SEATTLE, WA - SEPTEMBER 01: Tight end Austin Seferian-Jenkins #88 of the Washington Huskies rushes against Jake Fely #42 of the San Diego State Aztecs on September 1, 2012 at CenturyLink Field in Seattle, Washington. The Huskies defeated the Aztecs 21-12. (Photo by Otto Greule Jr/Getty Images)
One of my favorite plays the Huskies ran a week ago was a quick hitter to Austin Seferian-Jenkins. He lined up at his usual tight end, and almost immediately shifted out wide.
This is a great way to start a play. When you have a transcendent player like ASJ, you have to find creative ways to get him the ball. If you're just having him line up next to tackle and run routes and block you're wasting his potential. By moving him out to wide receiver you create a matchup problem. As a defense, do you put a much smaller corner on him and risk having your player run over on a short route or out-muscled on something deep? Do you send a backer out there, knowing that there's no chance that he has the coverage skills to stay with Seferian-Jenkins? Or do you walk your safety over to cover him, leaving yourself vulnerable to deep attacks from the other receivers?

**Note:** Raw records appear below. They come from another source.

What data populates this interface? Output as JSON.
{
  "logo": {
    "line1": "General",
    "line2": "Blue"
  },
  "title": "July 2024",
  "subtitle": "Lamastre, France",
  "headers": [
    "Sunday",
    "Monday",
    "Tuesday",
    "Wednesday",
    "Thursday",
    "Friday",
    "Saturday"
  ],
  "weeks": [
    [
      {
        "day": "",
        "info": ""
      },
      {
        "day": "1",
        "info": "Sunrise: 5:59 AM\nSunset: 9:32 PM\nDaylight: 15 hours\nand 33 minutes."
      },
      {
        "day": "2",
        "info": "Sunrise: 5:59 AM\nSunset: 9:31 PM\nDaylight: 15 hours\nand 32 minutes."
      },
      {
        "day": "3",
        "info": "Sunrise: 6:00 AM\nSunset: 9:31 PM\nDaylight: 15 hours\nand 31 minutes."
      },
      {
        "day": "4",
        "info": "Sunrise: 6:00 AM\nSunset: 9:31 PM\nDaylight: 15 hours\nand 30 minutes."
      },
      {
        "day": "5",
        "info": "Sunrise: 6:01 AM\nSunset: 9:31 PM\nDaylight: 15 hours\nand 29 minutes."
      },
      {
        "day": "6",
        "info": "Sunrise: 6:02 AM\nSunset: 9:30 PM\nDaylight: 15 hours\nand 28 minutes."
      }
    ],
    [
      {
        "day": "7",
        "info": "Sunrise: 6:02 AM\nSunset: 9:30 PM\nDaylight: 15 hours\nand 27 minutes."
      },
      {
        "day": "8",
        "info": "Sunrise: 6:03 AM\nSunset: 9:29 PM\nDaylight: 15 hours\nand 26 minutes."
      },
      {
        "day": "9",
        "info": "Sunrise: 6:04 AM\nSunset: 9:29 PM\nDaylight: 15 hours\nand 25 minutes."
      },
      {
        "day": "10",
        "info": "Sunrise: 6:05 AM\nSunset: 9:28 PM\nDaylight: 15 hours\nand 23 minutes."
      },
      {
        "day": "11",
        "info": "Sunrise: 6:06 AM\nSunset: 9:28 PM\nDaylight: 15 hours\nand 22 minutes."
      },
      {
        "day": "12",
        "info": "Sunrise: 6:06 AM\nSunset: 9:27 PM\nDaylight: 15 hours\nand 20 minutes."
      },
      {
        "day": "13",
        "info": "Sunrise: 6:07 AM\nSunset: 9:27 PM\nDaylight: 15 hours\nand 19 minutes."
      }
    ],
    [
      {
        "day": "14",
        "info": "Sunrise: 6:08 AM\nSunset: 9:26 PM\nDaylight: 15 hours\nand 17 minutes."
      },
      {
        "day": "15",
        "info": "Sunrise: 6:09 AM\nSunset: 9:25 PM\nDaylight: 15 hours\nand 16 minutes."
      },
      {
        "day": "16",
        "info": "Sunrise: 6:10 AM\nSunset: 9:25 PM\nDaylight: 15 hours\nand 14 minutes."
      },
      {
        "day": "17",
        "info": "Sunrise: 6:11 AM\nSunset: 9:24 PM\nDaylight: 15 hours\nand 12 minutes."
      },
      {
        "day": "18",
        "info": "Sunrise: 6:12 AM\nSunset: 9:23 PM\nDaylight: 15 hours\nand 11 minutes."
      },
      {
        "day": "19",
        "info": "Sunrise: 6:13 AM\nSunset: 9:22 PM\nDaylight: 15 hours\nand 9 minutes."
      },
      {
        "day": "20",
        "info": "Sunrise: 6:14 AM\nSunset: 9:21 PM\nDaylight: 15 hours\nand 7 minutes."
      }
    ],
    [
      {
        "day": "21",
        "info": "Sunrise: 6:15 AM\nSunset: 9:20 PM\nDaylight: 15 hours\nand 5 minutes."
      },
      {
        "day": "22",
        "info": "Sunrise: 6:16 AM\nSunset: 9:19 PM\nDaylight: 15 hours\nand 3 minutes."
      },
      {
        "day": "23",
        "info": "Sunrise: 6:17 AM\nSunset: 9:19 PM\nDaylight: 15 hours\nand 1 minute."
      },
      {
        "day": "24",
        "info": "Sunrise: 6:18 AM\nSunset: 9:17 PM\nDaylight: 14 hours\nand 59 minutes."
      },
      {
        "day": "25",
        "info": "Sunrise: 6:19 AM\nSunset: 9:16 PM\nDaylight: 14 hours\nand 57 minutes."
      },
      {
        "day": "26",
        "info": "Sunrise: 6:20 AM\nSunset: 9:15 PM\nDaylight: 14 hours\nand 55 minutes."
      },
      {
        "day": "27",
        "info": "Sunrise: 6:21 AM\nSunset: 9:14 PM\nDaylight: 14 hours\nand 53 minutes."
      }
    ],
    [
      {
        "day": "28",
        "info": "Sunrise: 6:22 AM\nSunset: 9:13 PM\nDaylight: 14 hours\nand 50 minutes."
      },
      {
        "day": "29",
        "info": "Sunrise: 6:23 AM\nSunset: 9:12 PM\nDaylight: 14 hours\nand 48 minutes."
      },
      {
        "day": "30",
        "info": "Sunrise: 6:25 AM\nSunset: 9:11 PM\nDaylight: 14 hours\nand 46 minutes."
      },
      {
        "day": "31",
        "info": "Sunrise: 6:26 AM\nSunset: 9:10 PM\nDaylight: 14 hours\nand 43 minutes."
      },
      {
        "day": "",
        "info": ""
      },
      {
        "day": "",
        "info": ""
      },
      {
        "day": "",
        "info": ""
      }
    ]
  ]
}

San Diego State's solution was to do none of these things and just leave 88 undefended, which I guess is a strategy. Nick Holt approves.
No defender goes out with ASJ, so Keith Price hits him immediately, and the Huskies take an easy gain of 7 or 8 yards. Simple right? Wrong. We're only at the entrance of this wormhole.
The interesting thing about this play is not ASJ: it's everybody else. Except for ASJ and Price, every other Husky player is executing a run play. The line fires out and blocks zone right, Bishop Sankey is following them, while Jaydon Mickens and Cody Bruns have no interest in running routes. Mickens is far more concerned about the man he is (probably) supposed to block, to the point that he misses the snap of the ball.
Notice, the man that was over Mickens moved in to blitz, and Mickens pointed at him (it's hard to see, I know, but if you can't tell just take my word for it). He was so focused on that defender that while everyone else had already started moving, Mickens hasn't. Now, if this were a pass play Mickens would be salivating because there's no defender near him. He's wide open pretty much regardless of the route he runs, and would be anxious for the snap.
What we're looking at is a packaged play, essentially an option of the outside linebacker over ASJ. If the defender follows him on the motion then the Huskies run the zone and take advantage of fewer defenders in the box, the wider running lanes, and a possible huge cutback to where that linebacker would have vacated. If nobody steps up and covers ASJ, then they run the play we saw.
This is the evolution of modern football: plays where whatever the defense does they're wrong. If Steve Sarkisian left plays in the bag for LSU (and I believe he did), these types of plays that either get the ball into the hands of playmakers like ASJ and Kasen Willliams or open up things for the other guys are what I want to see.